START Provided records

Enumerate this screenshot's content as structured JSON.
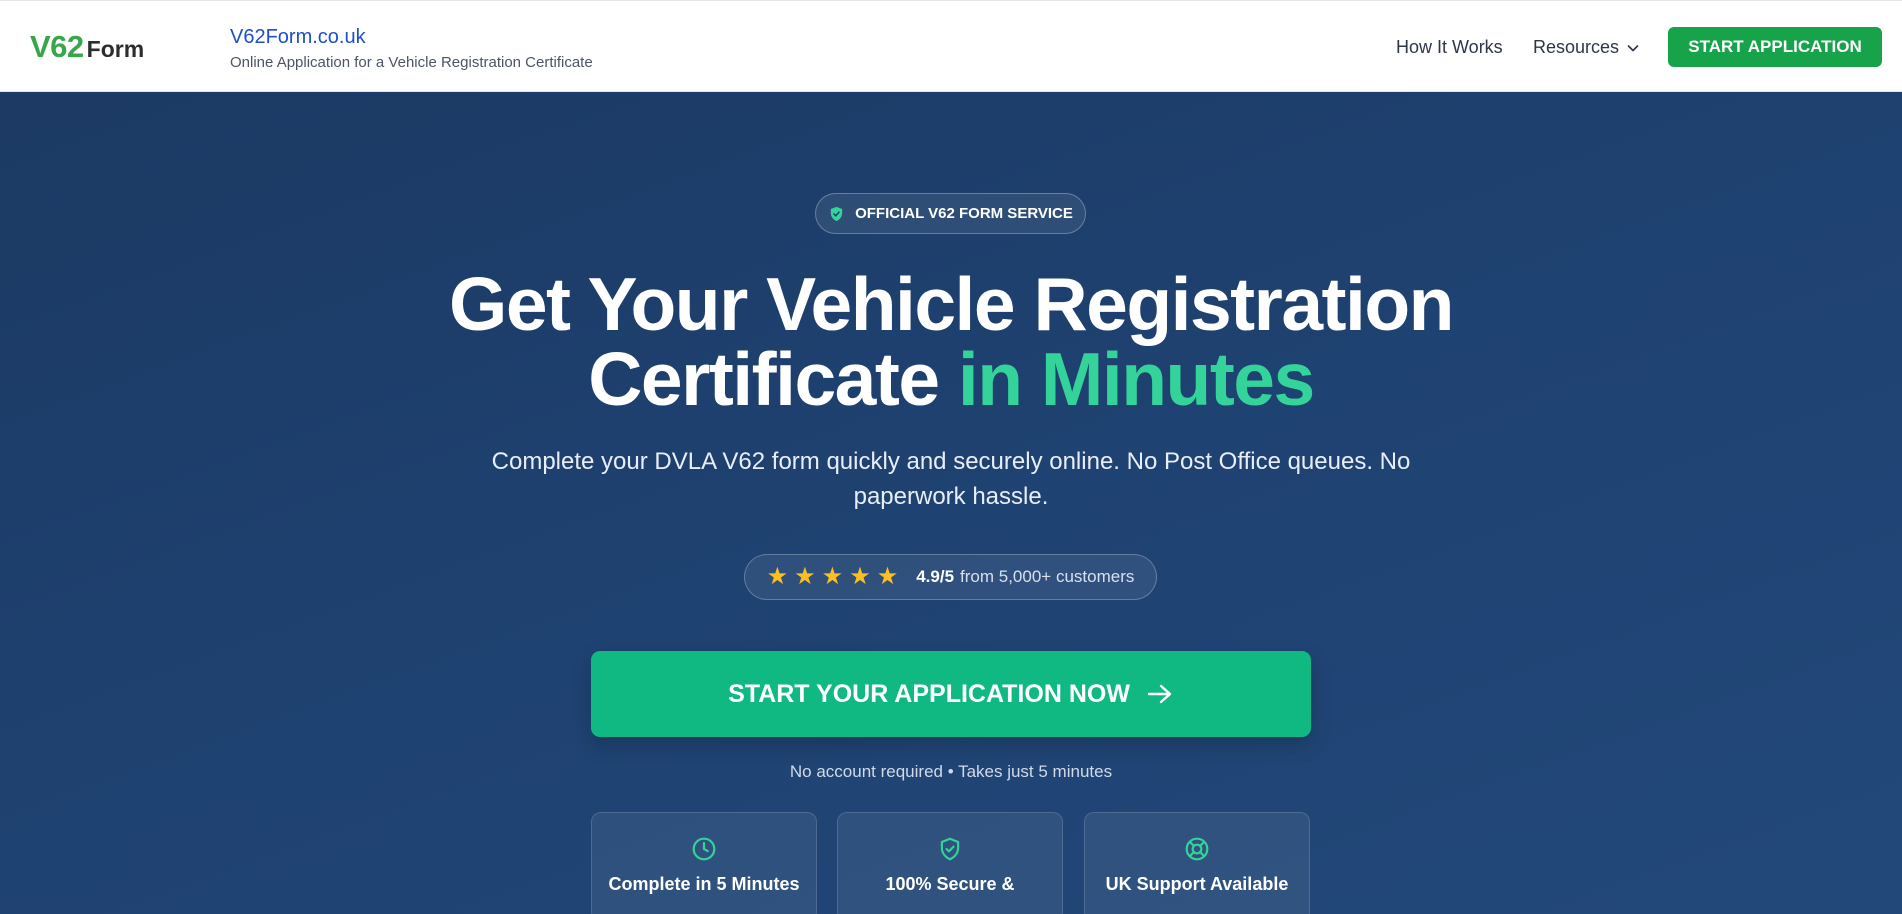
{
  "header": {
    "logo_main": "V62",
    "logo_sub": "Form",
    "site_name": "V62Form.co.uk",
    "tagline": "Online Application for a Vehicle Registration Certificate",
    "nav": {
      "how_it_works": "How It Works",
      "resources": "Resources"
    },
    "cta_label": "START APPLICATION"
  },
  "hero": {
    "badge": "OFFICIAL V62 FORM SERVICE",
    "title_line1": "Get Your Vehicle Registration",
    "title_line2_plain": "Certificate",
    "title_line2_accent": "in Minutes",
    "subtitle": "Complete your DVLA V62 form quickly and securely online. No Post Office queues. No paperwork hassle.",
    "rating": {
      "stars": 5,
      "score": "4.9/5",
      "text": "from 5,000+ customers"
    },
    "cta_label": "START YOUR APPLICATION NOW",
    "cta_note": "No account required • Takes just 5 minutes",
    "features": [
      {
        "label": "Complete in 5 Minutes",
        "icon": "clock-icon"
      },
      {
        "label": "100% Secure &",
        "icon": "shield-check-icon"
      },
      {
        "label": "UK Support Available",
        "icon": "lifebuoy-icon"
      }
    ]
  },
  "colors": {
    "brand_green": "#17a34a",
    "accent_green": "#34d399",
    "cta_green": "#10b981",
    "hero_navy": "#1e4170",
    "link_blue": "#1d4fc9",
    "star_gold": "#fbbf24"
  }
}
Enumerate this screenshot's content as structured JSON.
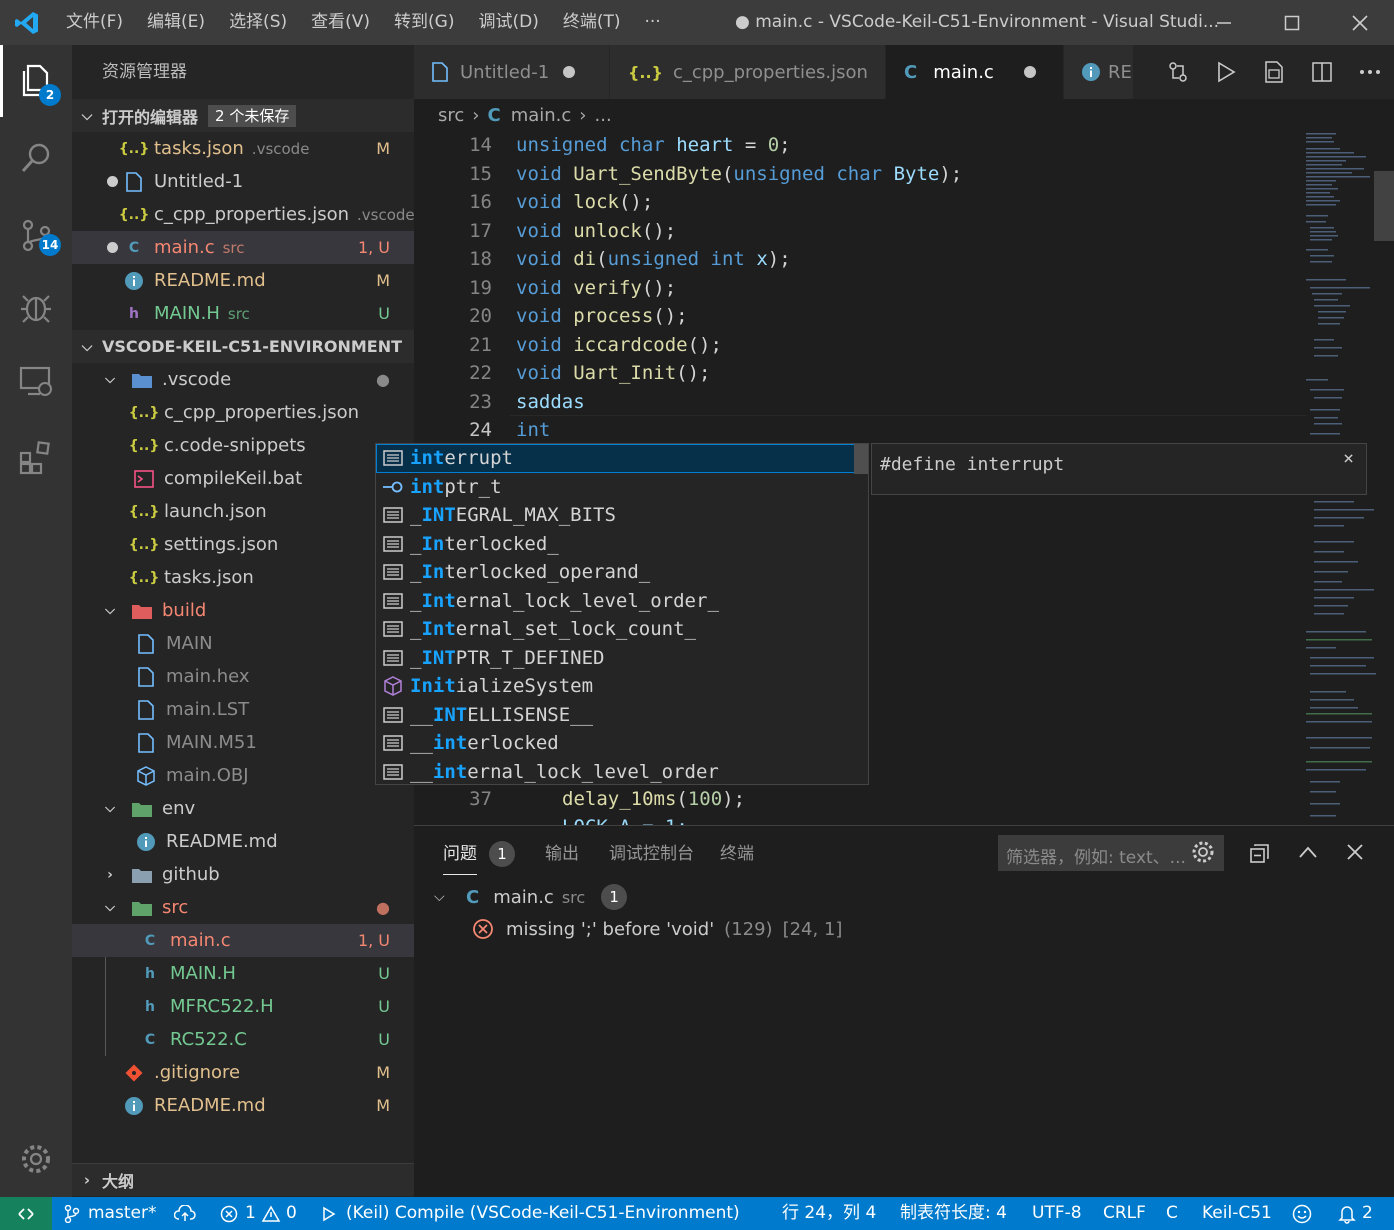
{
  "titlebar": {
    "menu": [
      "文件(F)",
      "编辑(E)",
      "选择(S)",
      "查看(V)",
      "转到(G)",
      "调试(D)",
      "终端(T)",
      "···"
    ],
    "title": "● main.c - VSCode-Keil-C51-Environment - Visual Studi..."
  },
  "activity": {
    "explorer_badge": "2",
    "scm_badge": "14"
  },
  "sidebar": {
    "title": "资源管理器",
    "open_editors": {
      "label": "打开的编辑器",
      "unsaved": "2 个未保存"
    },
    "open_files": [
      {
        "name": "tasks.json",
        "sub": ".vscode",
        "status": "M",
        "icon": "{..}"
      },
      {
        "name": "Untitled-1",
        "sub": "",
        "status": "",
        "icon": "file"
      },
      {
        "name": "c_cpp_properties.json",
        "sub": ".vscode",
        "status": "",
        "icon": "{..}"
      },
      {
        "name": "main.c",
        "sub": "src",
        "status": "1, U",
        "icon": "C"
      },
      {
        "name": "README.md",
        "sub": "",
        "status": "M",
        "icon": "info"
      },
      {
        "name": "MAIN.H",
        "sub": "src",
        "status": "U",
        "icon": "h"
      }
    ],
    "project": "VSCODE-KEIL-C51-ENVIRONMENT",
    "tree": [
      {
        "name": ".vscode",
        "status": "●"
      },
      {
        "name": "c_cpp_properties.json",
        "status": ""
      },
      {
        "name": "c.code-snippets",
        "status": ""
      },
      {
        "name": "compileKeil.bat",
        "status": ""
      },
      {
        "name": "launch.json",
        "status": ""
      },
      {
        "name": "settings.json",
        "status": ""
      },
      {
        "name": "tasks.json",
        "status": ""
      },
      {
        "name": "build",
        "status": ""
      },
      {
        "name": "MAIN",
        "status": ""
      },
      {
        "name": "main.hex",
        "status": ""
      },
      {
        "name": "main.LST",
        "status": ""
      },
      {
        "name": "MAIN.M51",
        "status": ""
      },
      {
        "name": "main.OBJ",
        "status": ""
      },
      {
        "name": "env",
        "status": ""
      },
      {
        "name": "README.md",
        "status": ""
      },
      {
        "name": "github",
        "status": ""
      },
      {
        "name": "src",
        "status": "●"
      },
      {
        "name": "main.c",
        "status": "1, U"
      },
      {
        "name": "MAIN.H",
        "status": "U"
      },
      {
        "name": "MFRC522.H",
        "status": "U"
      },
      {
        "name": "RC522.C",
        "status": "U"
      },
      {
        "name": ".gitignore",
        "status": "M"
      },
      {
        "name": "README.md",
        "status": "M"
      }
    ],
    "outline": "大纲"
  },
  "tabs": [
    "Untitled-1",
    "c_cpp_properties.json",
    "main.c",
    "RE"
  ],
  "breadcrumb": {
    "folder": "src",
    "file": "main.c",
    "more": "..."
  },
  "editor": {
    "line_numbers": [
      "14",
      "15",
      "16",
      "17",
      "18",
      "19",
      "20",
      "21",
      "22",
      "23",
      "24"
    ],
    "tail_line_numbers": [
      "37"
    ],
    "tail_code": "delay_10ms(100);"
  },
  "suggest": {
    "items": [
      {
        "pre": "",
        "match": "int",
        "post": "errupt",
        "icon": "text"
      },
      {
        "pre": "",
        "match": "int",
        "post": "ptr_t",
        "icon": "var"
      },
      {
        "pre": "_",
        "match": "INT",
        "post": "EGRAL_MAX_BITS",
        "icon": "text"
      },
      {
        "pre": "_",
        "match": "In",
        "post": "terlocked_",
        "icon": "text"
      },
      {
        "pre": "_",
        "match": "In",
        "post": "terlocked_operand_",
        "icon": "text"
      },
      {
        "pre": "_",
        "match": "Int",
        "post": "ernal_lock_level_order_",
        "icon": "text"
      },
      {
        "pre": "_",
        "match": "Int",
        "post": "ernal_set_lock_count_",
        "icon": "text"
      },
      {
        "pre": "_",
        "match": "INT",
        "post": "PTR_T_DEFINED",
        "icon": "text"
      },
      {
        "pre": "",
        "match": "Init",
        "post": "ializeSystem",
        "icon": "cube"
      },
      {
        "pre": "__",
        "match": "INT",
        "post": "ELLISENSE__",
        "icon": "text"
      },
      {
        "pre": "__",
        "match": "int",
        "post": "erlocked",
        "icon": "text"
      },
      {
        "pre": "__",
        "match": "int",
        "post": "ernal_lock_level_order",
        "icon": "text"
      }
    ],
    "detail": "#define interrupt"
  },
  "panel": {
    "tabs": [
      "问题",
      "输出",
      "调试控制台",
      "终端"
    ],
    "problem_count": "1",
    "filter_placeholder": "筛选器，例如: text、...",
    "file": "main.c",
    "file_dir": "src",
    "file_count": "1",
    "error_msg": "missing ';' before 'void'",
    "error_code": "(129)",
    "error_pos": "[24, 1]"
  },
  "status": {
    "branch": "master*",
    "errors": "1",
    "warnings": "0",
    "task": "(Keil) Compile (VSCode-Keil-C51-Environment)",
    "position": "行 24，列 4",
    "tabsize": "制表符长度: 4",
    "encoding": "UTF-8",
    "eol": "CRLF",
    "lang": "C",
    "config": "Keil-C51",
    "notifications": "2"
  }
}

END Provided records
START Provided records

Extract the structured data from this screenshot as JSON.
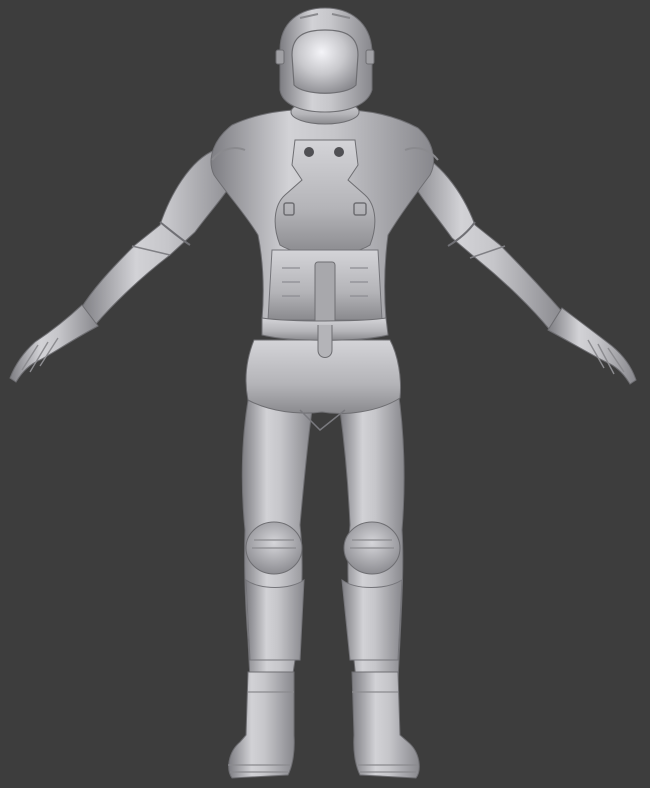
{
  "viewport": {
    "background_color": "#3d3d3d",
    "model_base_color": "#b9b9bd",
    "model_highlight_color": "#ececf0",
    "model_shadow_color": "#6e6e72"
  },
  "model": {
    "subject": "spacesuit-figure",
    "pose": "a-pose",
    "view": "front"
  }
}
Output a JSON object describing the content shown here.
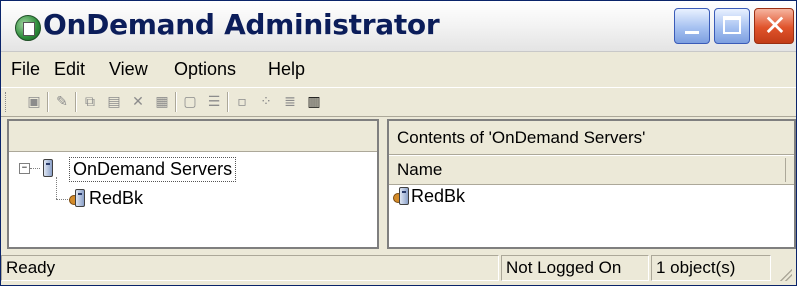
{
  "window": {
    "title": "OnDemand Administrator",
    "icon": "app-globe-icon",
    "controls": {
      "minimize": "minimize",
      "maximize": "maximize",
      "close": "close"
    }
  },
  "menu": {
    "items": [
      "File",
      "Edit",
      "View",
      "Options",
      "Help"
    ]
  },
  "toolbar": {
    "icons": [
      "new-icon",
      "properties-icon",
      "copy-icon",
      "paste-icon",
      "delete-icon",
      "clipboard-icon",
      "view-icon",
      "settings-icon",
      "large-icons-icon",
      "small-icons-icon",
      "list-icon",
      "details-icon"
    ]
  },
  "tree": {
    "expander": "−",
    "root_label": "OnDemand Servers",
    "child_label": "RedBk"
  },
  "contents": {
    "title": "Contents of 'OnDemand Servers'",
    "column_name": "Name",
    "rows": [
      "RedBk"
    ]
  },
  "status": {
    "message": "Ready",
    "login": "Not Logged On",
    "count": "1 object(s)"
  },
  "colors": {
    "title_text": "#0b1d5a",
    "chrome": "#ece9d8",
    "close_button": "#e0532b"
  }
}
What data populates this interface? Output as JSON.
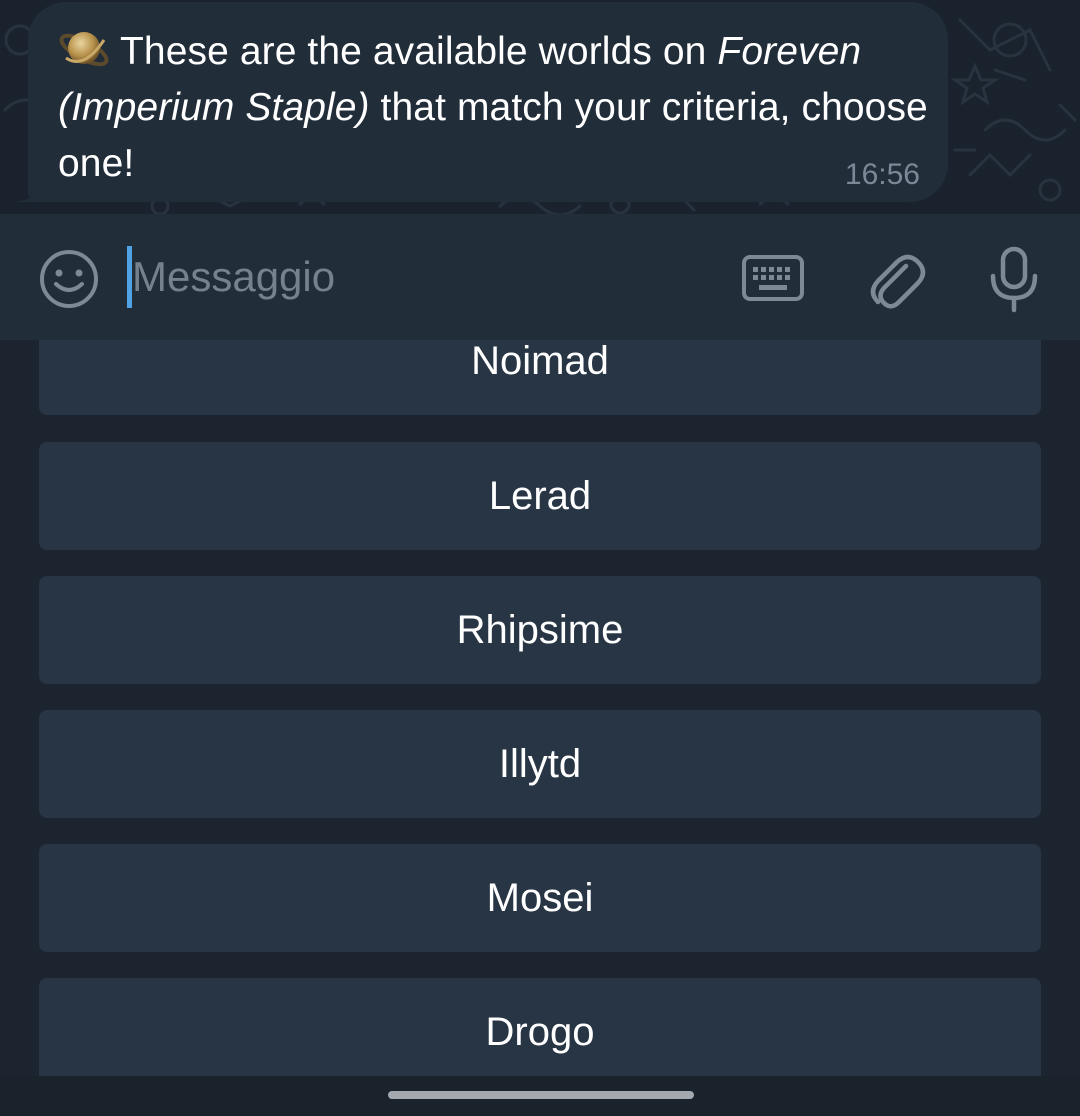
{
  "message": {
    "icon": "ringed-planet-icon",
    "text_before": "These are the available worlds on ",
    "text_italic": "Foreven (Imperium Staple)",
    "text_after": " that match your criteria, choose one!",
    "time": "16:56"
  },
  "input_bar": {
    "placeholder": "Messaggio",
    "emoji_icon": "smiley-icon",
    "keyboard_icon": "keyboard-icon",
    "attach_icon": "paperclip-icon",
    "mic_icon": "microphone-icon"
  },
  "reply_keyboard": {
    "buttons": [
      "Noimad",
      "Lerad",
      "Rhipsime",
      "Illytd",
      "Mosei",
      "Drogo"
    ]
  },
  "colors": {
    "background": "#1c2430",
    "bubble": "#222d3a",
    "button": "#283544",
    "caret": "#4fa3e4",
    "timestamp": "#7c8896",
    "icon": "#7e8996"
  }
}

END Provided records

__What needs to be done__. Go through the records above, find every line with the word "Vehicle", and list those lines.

__Output of the task__.
    "tagline": "Online Application for a Vehicle Registration Certificate",
    "title_line1": "Get Your Vehicle Registration",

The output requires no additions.